(Entries from a dataset of interfaces)

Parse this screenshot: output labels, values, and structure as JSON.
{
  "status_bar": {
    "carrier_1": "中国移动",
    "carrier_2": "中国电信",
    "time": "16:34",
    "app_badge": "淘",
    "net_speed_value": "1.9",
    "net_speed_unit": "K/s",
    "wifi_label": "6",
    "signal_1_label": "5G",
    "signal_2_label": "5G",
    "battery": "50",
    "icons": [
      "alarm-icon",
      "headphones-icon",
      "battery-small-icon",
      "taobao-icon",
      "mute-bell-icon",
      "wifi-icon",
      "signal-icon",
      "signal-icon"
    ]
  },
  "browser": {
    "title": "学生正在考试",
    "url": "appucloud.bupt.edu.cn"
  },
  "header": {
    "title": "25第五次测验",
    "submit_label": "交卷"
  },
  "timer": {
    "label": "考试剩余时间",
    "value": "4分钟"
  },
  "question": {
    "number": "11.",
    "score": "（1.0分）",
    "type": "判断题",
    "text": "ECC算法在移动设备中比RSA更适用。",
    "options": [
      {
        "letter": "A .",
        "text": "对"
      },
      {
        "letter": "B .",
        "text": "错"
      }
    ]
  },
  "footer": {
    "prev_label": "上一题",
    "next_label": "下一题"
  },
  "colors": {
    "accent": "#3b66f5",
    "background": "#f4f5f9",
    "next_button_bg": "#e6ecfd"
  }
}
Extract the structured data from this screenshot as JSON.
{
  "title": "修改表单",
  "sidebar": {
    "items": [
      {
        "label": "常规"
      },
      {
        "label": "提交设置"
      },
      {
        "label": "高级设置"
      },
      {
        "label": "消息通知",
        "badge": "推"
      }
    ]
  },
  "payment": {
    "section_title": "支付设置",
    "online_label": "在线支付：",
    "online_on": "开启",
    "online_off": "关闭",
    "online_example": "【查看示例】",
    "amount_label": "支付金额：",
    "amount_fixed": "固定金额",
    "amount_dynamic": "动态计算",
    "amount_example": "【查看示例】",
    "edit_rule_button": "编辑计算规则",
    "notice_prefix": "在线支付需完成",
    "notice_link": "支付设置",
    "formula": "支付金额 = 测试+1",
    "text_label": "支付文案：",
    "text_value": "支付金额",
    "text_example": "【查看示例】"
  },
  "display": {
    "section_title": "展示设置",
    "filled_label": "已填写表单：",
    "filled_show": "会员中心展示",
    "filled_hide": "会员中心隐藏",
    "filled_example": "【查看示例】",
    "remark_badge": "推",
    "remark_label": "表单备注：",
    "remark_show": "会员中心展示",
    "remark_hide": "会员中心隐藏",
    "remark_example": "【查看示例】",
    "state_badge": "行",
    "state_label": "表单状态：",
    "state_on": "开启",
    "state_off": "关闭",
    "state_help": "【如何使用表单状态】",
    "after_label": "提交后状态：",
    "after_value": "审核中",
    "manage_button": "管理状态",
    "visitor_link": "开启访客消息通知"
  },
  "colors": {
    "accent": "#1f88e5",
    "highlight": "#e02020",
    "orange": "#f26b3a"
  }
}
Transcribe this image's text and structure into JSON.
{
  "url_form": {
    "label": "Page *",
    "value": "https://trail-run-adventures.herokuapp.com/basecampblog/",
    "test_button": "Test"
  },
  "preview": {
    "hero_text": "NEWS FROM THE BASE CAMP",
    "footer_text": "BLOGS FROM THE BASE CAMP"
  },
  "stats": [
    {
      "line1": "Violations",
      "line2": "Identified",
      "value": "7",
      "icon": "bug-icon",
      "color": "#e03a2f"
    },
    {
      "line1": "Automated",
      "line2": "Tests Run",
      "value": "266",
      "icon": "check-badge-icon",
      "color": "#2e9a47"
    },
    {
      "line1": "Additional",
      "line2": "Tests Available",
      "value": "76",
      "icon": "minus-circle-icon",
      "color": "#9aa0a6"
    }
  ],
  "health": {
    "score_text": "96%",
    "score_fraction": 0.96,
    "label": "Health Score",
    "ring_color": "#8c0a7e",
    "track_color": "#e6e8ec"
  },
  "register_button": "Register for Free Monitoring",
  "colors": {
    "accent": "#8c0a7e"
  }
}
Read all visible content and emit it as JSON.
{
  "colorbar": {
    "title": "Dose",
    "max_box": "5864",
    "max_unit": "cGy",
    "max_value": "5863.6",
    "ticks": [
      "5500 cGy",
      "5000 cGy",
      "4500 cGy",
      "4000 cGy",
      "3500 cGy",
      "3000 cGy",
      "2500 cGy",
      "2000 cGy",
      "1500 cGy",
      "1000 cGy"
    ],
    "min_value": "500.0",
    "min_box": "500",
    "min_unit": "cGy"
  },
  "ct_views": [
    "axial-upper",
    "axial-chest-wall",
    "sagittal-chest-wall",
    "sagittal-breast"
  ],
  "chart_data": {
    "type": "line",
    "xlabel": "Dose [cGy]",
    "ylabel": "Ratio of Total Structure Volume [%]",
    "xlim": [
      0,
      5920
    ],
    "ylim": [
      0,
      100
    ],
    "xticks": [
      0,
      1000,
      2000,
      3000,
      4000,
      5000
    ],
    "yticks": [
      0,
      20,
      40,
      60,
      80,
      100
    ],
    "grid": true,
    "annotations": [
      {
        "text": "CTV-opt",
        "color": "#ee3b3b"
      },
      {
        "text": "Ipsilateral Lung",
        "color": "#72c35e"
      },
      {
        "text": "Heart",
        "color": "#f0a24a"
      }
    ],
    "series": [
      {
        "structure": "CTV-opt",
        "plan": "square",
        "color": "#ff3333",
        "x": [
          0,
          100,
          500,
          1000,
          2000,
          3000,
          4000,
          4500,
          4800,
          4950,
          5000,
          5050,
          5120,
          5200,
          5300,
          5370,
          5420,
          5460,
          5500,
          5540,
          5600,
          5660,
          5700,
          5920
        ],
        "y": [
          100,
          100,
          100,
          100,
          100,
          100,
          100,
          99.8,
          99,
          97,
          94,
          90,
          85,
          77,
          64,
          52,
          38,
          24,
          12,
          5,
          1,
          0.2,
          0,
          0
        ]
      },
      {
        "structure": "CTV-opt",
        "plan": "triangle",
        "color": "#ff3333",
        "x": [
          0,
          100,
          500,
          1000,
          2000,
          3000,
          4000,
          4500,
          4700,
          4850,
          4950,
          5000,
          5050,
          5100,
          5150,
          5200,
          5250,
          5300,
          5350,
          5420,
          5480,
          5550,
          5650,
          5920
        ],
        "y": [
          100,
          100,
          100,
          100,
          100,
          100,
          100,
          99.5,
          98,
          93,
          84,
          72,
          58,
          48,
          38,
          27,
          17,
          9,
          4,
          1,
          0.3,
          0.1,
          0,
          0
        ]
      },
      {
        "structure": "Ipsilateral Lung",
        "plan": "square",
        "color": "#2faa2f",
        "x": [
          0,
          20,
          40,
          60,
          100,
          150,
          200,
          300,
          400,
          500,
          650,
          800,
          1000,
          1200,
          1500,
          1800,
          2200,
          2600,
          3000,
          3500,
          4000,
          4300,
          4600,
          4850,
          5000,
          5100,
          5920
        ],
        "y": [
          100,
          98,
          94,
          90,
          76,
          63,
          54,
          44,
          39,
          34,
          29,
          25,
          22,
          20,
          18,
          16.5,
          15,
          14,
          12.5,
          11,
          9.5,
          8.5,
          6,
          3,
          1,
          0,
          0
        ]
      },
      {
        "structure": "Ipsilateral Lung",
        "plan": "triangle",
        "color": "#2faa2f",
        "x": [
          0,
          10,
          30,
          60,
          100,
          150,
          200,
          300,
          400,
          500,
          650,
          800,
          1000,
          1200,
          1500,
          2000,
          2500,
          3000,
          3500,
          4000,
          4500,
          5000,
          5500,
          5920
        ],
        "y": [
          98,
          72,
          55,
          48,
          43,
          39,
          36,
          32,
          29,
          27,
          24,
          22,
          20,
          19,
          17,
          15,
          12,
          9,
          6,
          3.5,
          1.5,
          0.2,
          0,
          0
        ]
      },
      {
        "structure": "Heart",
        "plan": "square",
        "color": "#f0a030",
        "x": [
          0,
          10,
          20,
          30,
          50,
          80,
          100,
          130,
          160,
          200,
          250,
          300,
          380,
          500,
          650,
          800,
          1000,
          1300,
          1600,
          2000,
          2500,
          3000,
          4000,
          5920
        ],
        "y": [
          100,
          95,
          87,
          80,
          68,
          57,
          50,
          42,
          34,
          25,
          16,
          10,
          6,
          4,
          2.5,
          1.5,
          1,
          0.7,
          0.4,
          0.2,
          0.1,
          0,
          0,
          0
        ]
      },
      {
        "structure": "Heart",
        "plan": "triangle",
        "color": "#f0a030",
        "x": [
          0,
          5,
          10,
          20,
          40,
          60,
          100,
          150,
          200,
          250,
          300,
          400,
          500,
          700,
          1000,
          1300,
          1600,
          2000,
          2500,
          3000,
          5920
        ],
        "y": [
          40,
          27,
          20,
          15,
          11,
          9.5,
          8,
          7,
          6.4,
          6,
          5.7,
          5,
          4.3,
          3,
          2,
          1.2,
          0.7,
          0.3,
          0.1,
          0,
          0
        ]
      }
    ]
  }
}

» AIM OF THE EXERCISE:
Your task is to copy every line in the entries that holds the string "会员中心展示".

» ANSWER SECTION:
    "filled_show": "会员中心展示",
    "remark_show": "会员中心展示",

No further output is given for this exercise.